A Billiken can sport more colors than just blue or white, as proved by the recent success of SLU’s sustainability initiative.
Green Billikens, a club focused on promoting sustainability around campus, leads this initiative by advocating for green practices and educating the student body about the environment. By putting on fun and engaging events like SLUstainability week, RecycleMania, the Green Game, E-waste drive and Shredmania, they spread awareness about the importance of leading a sustainable life.
The success of this group inspired further efforts geared towards sustainability, including the founding of SGA’s newest addition, the Sustainability Committee (SusCo for short), by recent graduate Douglas Fritz. Now, thanks to the combined efforts of both Green Billikens and the SusCo, SLU has committed to purchasing 125 million kilowatts of renewable energy certificates, which will be used to power the entire main campus.
This development builds upon previous initiatives to introduce renewable energy to campus. Last year, SLU successfully offset all electricity consumed in residence halls with renewable energy from local wind farms. With SLU being the first institution in Missouri to make this level of commitment to green practices, the achievement garnered national attention from the EPA as we attained Green Power Partnership status. Student support fueled the accomplishment, with over 80 percent of the student body voting in favor of the conversion to a renewable energy system for residence halls—even if it meant paying a higher price.
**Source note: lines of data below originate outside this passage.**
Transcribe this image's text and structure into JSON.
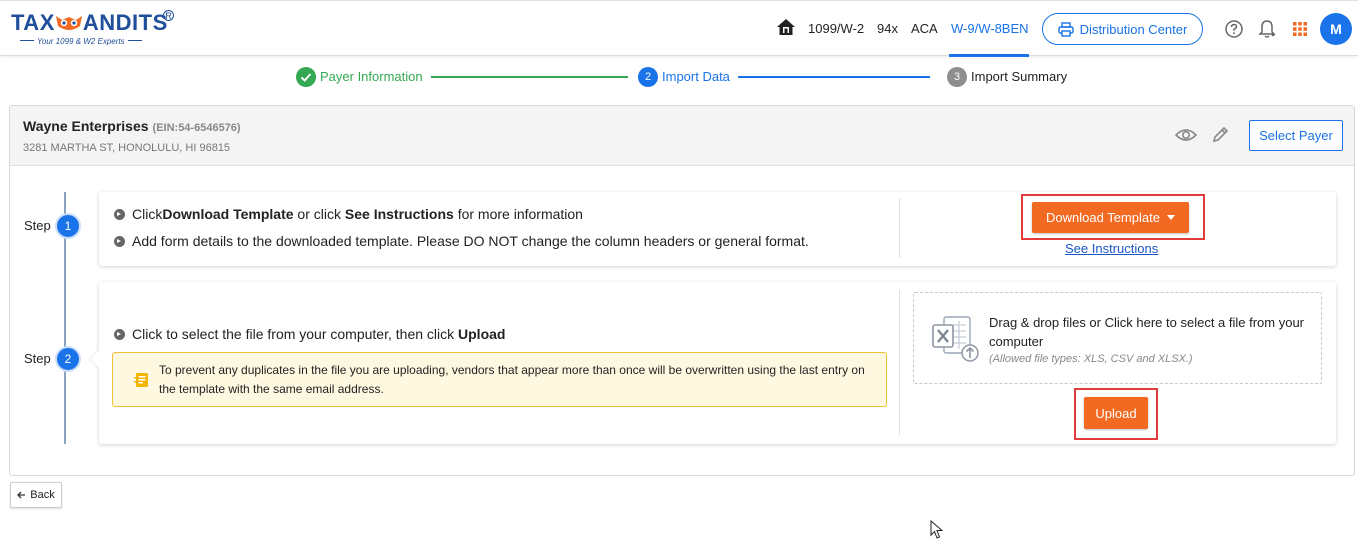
{
  "brand": {
    "logo_left": "TAX",
    "logo_right": "ANDITS",
    "tagline": "Your 1099 & W2 Experts",
    "colors": {
      "primary": "#1f4e9b",
      "accent": "#f26a21",
      "link": "#1a73e8"
    }
  },
  "header": {
    "nav": [
      "1099/W-2",
      "94x",
      "ACA",
      "W-9/W-8BEN"
    ],
    "active_nav": "W-9/W-8BEN",
    "distribution_center": "Distribution Center",
    "avatar_initial": "M",
    "icons": [
      "home-icon",
      "printer-icon",
      "help-icon",
      "bell-icon",
      "apps-grid-icon"
    ]
  },
  "stepper": {
    "steps": [
      {
        "label": "Payer Information",
        "status": "completed",
        "number": ""
      },
      {
        "label": "Import Data",
        "status": "active",
        "number": "2"
      },
      {
        "label": "Import Summary",
        "status": "pending",
        "number": "3"
      }
    ]
  },
  "payer": {
    "name": "Wayne Enterprises",
    "ein": "(EIN:54-6546576)",
    "address": "3281 MARTHA ST, HONOLULU, HI 96815",
    "select_button": "Select Payer"
  },
  "steps": {
    "label": "Step",
    "step1": {
      "number": "1",
      "line1_pre": "Click ",
      "line1_b1": "Download Template",
      "line1_mid": " or click ",
      "line1_b2": "See Instructions",
      "line1_post": " for more information",
      "line2": "Add form details to the downloaded template. Please DO NOT change the column headers or general format.",
      "download_button": "Download Template",
      "instructions_link": "See Instructions"
    },
    "step2": {
      "number": "2",
      "line1_pre": "Click to select the file from your computer, then click ",
      "line1_b": "Upload",
      "notice": "To prevent any duplicates in the file you are uploading, vendors that appear more than once will be overwritten using the last entry on the template with the same email address.",
      "dropzone_text": "Drag & drop files or Click here to select a file from your computer",
      "dropzone_types": "(Allowed file types: XLS, CSV and XLSX.)",
      "upload_button": "Upload"
    }
  },
  "footer": {
    "back_button": "Back"
  }
}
While Fritz is proud of the enthusiasm of SLU students to make campus more sustainable, he recognizes the importance of even more drastic change. “It means we have achieved the bare-minimum in reducing our carbon footprint from electricity, but that there is a lot more to do. Our mission calls us to be for and with others in the service of humanity. We are bound by that mission to do more than just the bare minimum for our future, the future of our institution and the future of our planet.”
Laura Beilsmith, a senior studying public health, is another leader for the initiative. She currently serves as the president of Green Billikens and is a member of the SusCo.
She is also proud of the efforts of her fellow Billikens. “You’re paying a little bit more to invest in making more renewable energy so its more robust in the future” noting how important it is that “the campus is really into the idea of making it more environmentally sustainable.”
The Sustainability Initiative as a whole was spearheaded by students in response to the Magis Operational Excellence program, which was launched by SLU in February 2016. This program resulted in the elimination of several organizations, academic programs, and other positions in response to the crushing deficit at the time. One of the organizations cut was the Office of Sustainability, which was the lifeblood of SLU’s sustainability efforts.
Fritz comments that, “since the University felt that sustainability was not a strategic priority, the students would have to lead by example to show them why it should be. Thus, SusCo and this initiative/survey was born”.
The success of these student-led efforts speak to the impact we can have on the environment through our own individual actions and choices.
Beilsmith advised: “If I were to say one thing about sustainability, I’d say that being aware is really important. So reading those really sad news articles about how the polar bears are dying, forcing yourself to read those kind of things to really understand what’s going on, and then understanding that the coffee cup that you just tried throwing in the recycling bin actually can’t be recycled. Understanding how those things work and just being aware of what you’re doing that you could improve is really important.”
Beilsmith is hopeful that through further education and promotion of the mission of Green Billikens and SGA’s Sustainability Committee, that fellow Billikens will become inspired to continue to push themselves and SLU to not only practice, but even produce green energy.
“This is a step in the right direction, but it is not the end goal. The end goal would be to have a wind farm here on campus, and to make our own renewable energy, and to actually be self-sufficient in that way” she said.